**INPUT DATA:**
Segment Open
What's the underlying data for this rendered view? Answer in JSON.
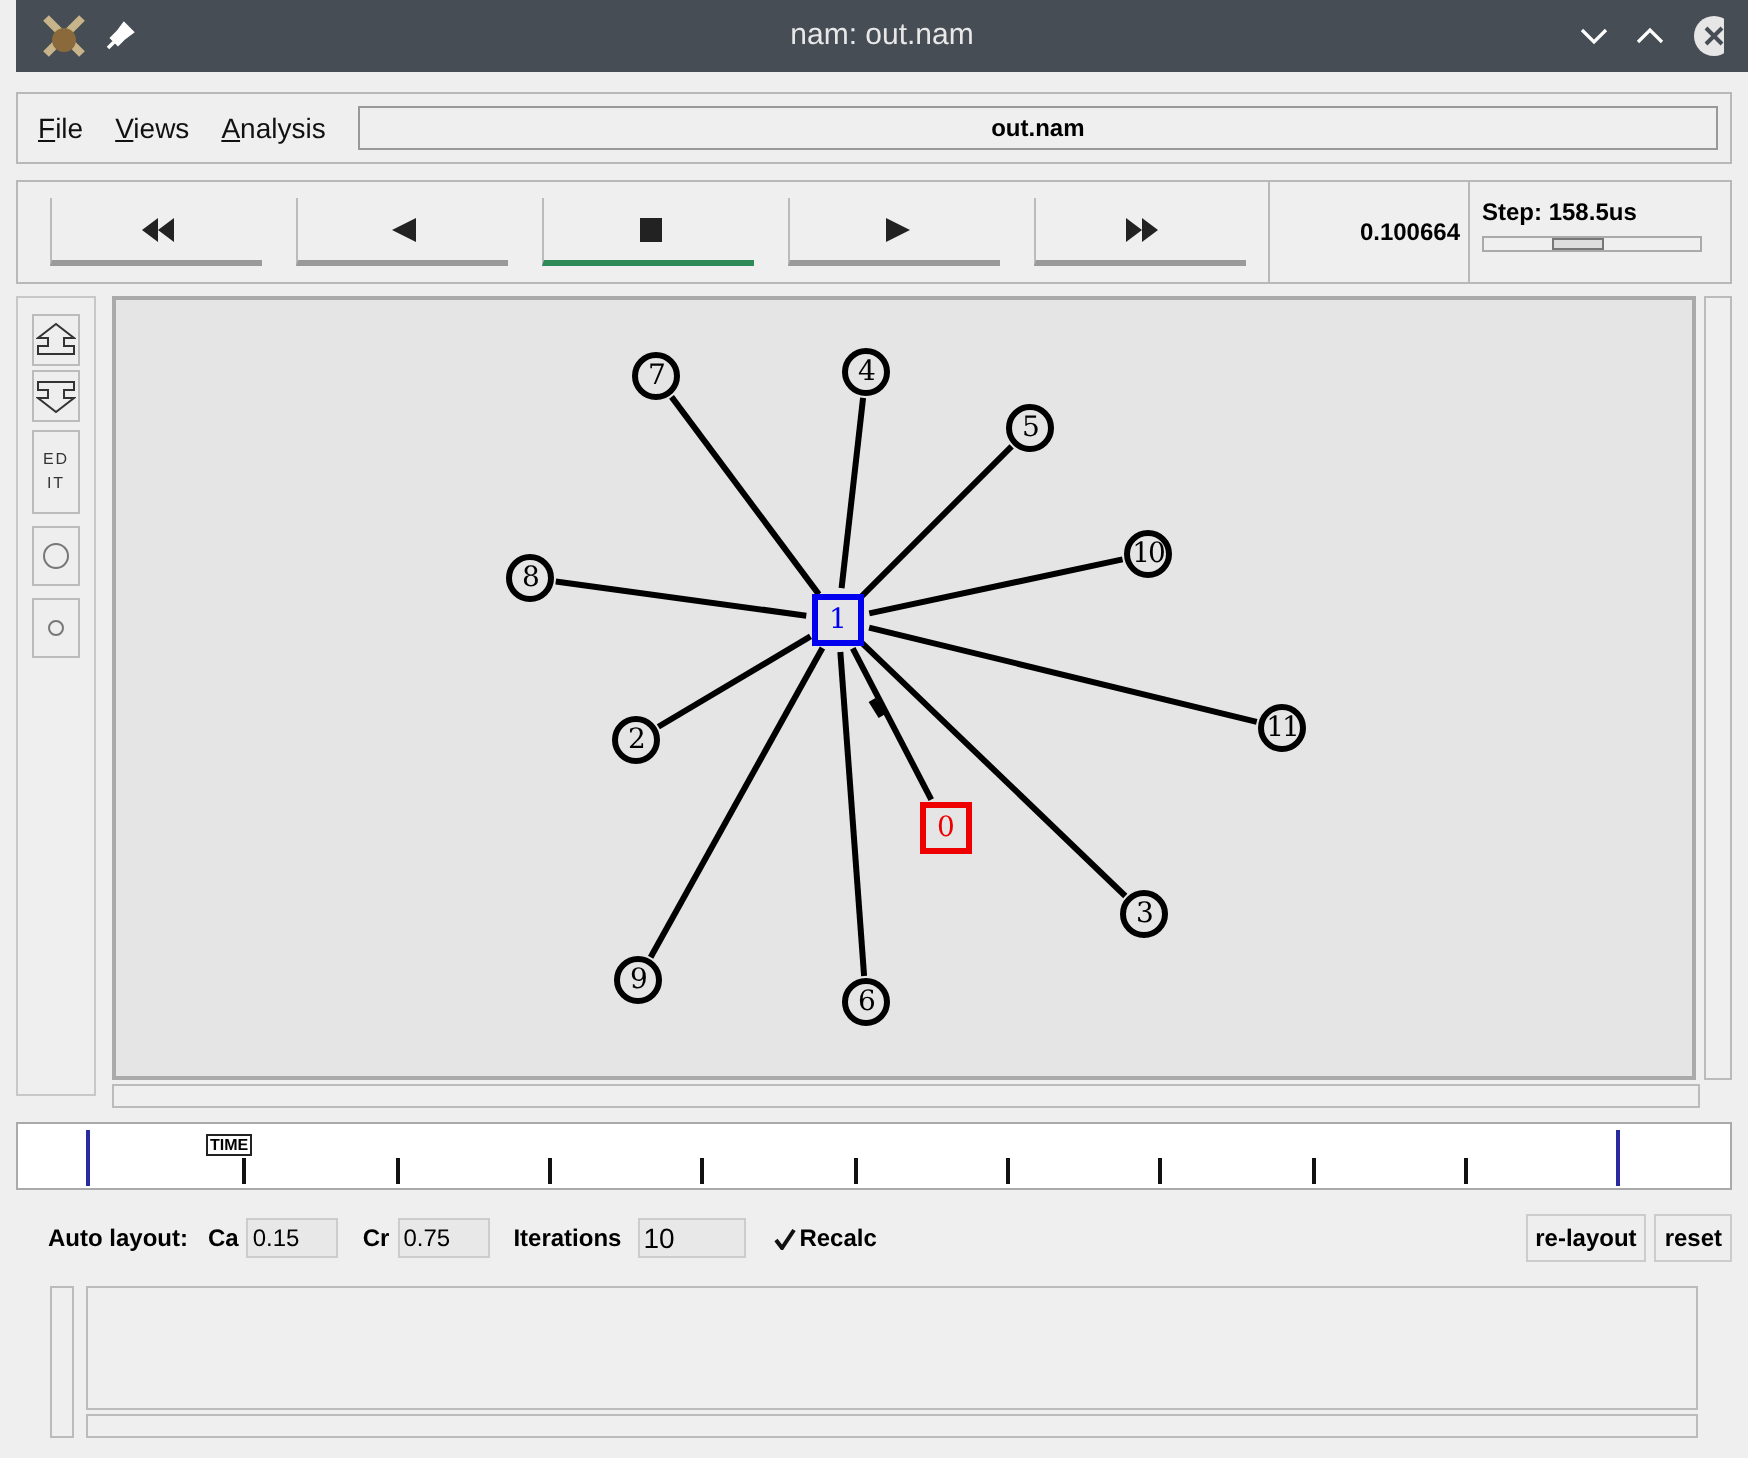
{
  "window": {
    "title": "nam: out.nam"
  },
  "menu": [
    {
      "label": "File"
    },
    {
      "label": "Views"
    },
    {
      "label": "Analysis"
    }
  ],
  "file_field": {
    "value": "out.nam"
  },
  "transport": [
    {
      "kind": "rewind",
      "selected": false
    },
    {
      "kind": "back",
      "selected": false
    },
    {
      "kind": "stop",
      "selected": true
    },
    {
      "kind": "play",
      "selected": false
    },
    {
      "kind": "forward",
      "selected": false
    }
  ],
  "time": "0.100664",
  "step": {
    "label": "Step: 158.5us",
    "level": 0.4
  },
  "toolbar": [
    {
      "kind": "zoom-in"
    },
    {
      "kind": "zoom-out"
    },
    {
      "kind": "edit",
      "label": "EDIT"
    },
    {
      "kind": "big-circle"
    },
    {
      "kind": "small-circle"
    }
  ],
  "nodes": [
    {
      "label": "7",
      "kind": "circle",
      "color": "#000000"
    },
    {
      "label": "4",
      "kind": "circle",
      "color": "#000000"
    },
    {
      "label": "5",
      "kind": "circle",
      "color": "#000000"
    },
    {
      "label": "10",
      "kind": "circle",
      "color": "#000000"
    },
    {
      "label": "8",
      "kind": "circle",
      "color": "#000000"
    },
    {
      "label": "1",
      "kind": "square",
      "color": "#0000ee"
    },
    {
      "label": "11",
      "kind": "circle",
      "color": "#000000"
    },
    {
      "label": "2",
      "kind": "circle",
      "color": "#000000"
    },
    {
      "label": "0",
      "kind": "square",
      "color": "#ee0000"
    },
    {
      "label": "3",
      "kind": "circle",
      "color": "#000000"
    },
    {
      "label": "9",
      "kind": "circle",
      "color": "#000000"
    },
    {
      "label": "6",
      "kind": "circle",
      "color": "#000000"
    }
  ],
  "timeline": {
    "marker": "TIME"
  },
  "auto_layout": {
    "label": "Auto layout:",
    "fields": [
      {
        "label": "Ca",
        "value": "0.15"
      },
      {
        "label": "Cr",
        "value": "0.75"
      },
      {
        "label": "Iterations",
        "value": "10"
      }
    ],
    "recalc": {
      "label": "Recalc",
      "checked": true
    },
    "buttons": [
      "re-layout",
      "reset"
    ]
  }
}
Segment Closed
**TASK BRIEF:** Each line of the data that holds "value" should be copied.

**RESPONSE:**
    "value": "out.nam"
        "value": "0.15"
        "value": "0.75"
        "value": "10"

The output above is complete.